Excerpts from an interface dataset
....................

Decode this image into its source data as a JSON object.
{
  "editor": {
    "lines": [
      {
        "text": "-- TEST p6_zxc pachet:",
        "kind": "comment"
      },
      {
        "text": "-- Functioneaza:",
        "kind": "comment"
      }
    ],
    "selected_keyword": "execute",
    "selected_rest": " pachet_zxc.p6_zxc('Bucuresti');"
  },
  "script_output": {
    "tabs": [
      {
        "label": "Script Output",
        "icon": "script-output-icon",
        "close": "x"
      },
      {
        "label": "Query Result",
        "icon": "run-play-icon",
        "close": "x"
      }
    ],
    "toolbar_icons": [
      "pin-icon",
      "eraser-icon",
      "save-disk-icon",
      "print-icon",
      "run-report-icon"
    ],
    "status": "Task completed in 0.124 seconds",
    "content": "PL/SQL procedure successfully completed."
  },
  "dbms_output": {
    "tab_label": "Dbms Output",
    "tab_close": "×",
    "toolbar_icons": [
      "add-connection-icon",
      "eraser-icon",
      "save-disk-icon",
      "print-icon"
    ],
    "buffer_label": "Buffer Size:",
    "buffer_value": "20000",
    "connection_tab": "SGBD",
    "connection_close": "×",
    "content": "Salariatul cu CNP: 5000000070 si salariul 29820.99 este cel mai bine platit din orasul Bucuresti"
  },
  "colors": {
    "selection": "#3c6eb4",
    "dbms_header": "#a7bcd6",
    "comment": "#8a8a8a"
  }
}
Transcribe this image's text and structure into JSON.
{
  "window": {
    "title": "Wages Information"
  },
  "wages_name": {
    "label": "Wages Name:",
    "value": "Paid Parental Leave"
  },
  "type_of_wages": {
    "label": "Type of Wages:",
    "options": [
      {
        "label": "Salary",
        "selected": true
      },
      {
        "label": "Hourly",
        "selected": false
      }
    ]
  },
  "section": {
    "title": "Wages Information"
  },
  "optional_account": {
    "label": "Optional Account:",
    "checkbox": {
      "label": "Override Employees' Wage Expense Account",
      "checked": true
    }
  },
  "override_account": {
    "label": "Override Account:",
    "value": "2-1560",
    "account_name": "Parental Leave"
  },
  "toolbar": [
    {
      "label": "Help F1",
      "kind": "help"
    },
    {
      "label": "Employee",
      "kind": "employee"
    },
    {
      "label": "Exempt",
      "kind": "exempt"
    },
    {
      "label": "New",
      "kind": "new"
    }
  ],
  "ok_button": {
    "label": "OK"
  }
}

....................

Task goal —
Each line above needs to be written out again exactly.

The answer —
Decode this image into its source data as a JSON object.
{
  "editor": {
    "lines": [
      {
        "text": "-- TEST p6_zxc pachet:",
        "kind": "comment"
      },
      {
        "text": "-- Functioneaza:",
        "kind": "comment"
      }
    ],
    "selected_keyword": "execute",
    "selected_rest": " pachet_zxc.p6_zxc('Bucuresti');"
  },
  "script_output": {
    "tabs": [
      {
        "label": "Script Output",
        "icon": "script-output-icon",
        "close": "x"
      },
      {
        "label": "Query Result",
        "icon": "run-play-icon",
        "close": "x"
      }
    ],
    "toolbar_icons": [
      "pin-icon",
      "eraser-icon",
      "save-disk-icon",
      "print-icon",
      "run-report-icon"
    ],
    "status": "Task completed in 0.124 seconds",
    "content": "PL/SQL procedure successfully completed."
  },
  "dbms_output": {
    "tab_label": "Dbms Output",
    "tab_close": "×",
    "toolbar_icons": [
      "add-connection-icon",
      "eraser-icon",
      "save-disk-icon",
      "print-icon"
    ],
    "buffer_label": "Buffer Size:",
    "buffer_value": "20000",
    "connection_tab": "SGBD",
    "connection_close": "×",
    "content": "Salariatul cu CNP: 5000000070 si salariul 29820.99 este cel mai bine platit din orasul Bucuresti"
  },
  "colors": {
    "selection": "#3c6eb4",
    "dbms_header": "#a7bcd6",
    "comment": "#8a8a8a"
  }
}
Transcribe this image's text and structure into JSON.
{
  "window": {
    "title": "Wages Information"
  },
  "wages_name": {
    "label": "Wages Name:",
    "value": "Paid Parental Leave"
  },
  "type_of_wages": {
    "label": "Type of Wages:",
    "options": [
      {
        "label": "Salary",
        "selected": true
      },
      {
        "label": "Hourly",
        "selected": false
      }
    ]
  },
  "section": {
    "title": "Wages Information"
  },
  "optional_account": {
    "label": "Optional Account:",
    "checkbox": {
      "label": "Override Employees' Wage Expense Account",
      "checked": true
    }
  },
  "override_account": {
    "label": "Override Account:",
    "value": "2-1560",
    "account_name": "Parental Leave"
  },
  "toolbar": [
    {
      "label": "Help F1",
      "kind": "help"
    },
    {
      "label": "Employee",
      "kind": "employee"
    },
    {
      "label": "Exempt",
      "kind": "exempt"
    },
    {
      "label": "New",
      "kind": "new"
    }
  ],
  "ok_button": {
    "label": "OK"
  }
}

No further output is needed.